▶ EXERCISE MATERIAL:
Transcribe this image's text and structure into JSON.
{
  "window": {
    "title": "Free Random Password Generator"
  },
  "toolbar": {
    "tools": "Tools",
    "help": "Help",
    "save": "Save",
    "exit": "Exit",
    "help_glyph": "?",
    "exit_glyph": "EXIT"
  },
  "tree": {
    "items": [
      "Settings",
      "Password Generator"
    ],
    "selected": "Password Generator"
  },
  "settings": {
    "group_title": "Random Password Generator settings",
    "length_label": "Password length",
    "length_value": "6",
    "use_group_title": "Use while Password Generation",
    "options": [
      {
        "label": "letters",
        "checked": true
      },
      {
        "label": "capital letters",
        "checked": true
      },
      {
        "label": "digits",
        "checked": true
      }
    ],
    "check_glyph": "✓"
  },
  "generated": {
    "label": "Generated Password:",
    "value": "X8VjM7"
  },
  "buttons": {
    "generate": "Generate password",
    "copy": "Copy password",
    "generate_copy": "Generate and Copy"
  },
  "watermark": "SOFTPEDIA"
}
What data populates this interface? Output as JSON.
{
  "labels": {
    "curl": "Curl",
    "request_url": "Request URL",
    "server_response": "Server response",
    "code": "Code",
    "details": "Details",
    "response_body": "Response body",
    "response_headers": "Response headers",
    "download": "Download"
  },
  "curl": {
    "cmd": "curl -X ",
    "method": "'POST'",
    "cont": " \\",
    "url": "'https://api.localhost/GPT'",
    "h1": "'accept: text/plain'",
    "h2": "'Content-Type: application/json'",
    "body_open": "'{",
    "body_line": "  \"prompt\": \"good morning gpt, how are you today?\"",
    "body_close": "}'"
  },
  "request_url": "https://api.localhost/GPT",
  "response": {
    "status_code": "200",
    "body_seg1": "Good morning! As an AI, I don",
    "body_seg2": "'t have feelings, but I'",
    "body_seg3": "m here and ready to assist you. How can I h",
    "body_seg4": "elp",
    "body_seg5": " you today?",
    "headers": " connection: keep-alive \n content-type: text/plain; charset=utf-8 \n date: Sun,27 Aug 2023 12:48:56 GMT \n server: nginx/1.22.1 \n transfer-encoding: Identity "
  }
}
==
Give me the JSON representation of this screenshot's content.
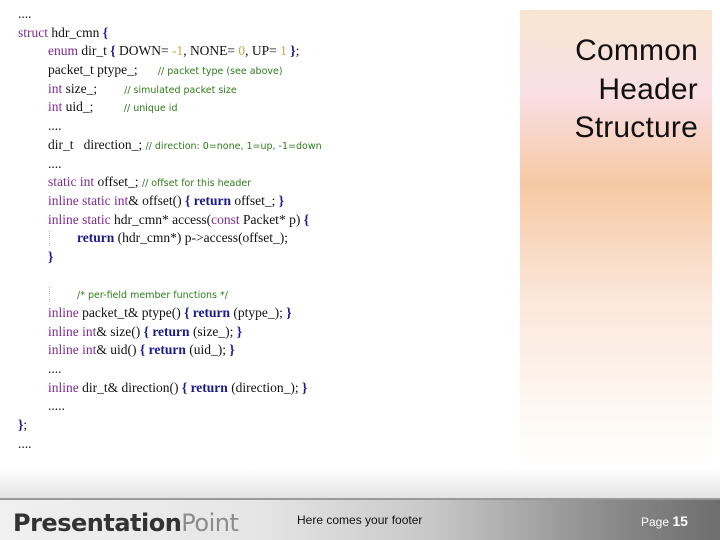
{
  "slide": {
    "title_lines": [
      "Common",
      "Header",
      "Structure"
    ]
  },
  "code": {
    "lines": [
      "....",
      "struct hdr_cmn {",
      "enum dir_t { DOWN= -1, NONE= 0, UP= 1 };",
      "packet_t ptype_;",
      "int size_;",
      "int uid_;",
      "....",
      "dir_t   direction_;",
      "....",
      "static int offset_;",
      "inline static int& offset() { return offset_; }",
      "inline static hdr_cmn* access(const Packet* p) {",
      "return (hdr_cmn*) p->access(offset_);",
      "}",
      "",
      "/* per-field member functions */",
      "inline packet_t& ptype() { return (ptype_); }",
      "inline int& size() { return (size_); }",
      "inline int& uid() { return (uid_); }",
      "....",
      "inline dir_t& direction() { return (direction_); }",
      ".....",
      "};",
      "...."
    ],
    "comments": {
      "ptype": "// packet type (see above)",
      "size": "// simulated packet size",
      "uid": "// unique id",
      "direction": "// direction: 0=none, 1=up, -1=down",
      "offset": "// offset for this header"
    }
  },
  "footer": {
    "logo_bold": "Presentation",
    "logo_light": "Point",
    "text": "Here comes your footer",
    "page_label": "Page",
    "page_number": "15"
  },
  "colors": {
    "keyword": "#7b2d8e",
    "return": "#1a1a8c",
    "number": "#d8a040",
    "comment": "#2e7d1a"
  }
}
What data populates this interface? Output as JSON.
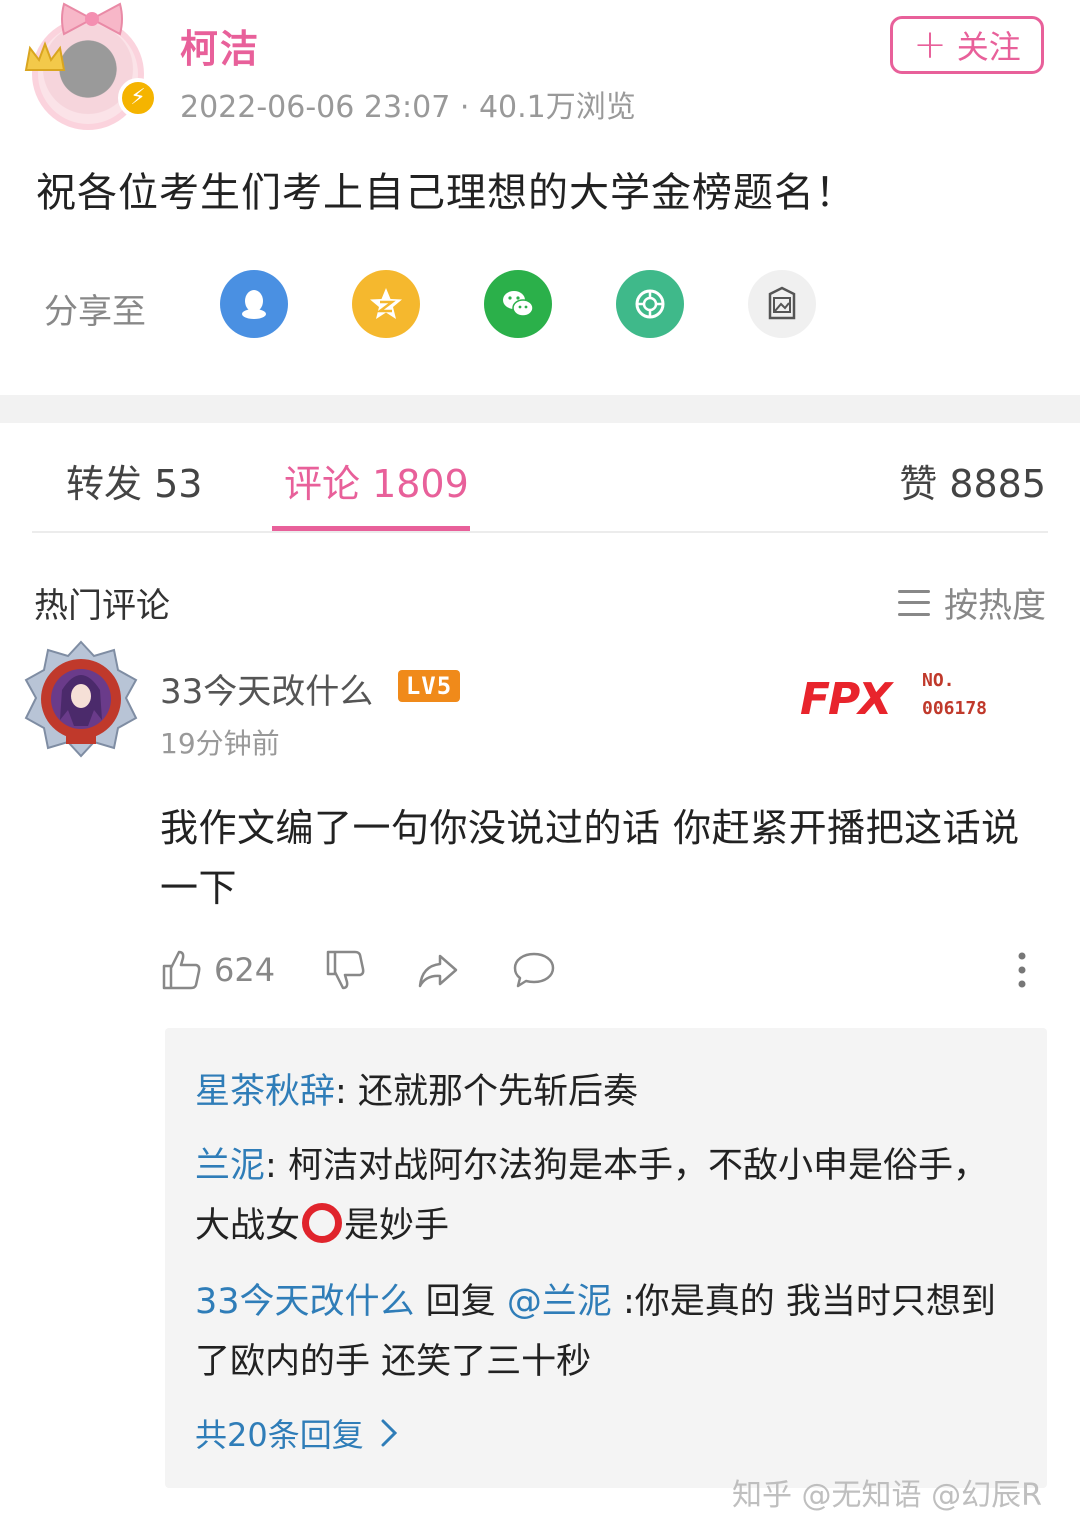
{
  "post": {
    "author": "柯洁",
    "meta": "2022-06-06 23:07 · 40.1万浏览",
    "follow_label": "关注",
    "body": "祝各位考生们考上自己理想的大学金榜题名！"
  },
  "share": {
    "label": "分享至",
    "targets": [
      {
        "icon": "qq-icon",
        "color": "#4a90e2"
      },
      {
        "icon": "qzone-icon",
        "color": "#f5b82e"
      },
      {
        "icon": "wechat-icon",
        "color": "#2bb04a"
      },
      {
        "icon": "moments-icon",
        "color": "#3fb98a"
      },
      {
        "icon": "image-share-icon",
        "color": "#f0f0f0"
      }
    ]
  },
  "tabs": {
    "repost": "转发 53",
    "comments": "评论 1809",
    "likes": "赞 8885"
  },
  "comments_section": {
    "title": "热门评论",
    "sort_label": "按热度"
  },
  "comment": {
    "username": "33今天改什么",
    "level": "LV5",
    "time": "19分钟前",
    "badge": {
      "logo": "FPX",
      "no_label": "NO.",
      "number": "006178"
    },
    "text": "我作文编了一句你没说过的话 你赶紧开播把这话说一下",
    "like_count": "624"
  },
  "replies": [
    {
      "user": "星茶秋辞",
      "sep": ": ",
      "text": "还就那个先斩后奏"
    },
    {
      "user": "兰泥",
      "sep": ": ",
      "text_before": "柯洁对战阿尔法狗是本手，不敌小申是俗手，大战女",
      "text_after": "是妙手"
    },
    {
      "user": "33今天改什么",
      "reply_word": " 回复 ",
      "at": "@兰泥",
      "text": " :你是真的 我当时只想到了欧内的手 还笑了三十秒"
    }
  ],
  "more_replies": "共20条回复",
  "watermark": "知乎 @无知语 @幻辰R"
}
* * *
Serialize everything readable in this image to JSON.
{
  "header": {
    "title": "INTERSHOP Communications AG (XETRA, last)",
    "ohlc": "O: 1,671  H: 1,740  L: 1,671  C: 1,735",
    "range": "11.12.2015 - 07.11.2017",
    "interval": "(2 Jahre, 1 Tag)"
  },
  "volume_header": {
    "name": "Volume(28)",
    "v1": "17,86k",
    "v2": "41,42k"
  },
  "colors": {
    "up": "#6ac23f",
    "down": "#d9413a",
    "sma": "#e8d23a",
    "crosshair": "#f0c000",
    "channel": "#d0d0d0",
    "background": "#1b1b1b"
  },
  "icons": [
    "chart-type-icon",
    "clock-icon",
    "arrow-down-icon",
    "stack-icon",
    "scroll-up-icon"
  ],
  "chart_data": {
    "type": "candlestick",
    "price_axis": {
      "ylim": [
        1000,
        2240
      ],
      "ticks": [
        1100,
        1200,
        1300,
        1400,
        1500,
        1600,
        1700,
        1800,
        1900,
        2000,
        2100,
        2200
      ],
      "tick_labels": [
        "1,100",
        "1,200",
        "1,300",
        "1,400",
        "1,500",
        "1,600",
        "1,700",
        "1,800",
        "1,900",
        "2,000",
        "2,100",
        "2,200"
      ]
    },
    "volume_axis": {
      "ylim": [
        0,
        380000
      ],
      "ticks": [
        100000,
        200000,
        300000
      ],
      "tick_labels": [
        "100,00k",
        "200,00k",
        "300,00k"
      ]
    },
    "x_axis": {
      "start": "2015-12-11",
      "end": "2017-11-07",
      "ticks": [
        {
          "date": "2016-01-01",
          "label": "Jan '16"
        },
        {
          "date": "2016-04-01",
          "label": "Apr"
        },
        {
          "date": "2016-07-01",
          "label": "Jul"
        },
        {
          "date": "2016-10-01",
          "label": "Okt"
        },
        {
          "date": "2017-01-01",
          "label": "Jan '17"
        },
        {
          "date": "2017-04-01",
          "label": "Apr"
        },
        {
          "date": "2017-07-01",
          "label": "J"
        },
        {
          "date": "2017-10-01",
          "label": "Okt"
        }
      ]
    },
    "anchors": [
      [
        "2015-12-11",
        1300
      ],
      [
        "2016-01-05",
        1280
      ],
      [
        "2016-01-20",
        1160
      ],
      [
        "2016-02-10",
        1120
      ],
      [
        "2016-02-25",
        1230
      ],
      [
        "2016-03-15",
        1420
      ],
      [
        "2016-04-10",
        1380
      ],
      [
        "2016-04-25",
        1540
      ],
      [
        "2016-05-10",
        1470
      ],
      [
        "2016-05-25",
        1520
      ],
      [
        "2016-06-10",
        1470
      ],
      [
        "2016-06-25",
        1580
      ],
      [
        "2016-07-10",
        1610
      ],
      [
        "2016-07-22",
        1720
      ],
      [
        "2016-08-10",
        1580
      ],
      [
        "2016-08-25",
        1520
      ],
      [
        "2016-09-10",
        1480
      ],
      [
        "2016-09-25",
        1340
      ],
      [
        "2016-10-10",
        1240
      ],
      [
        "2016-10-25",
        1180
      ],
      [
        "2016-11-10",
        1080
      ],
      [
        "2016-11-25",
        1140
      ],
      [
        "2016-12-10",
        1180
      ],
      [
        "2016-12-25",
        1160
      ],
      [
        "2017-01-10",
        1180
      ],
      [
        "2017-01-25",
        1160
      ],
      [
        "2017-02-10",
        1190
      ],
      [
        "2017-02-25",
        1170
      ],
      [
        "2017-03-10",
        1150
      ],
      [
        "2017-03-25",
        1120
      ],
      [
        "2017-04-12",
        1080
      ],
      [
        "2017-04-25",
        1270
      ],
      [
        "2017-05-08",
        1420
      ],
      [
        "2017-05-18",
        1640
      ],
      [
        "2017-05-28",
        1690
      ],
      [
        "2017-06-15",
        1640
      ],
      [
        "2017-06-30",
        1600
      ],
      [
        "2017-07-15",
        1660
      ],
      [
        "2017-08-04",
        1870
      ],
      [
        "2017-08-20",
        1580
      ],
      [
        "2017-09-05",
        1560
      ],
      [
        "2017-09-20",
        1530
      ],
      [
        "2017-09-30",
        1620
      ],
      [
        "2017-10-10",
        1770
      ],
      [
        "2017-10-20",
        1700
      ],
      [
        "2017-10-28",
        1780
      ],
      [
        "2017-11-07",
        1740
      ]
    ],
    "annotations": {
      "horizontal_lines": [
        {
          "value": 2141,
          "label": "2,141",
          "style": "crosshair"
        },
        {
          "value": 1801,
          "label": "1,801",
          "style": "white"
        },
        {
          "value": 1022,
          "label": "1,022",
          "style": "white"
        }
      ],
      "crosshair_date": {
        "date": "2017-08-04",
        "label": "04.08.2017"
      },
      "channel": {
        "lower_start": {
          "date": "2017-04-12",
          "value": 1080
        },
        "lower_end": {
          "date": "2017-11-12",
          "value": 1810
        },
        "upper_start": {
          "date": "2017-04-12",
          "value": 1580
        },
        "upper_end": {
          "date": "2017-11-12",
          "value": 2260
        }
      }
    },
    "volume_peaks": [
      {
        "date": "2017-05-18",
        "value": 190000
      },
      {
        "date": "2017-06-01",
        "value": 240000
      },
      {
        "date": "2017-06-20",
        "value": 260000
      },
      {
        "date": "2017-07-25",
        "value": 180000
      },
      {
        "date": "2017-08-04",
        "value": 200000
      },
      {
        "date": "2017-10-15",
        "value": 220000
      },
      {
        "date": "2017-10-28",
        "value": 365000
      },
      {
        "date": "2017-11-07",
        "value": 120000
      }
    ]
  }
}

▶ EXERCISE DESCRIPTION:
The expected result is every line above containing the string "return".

▶ FINISHED TASK:
      "inline static int& offset() { return offset_; }",
      "return (hdr_cmn*) p->access(offset_);",
      "inline packet_t& ptype() { return (ptype_); }",
      "inline int& size() { return (size_); }",
      "inline int& uid() { return (uid_); }",
      "inline dir_t& direction() { return (direction_); }",
    "return": "#1a1a8c",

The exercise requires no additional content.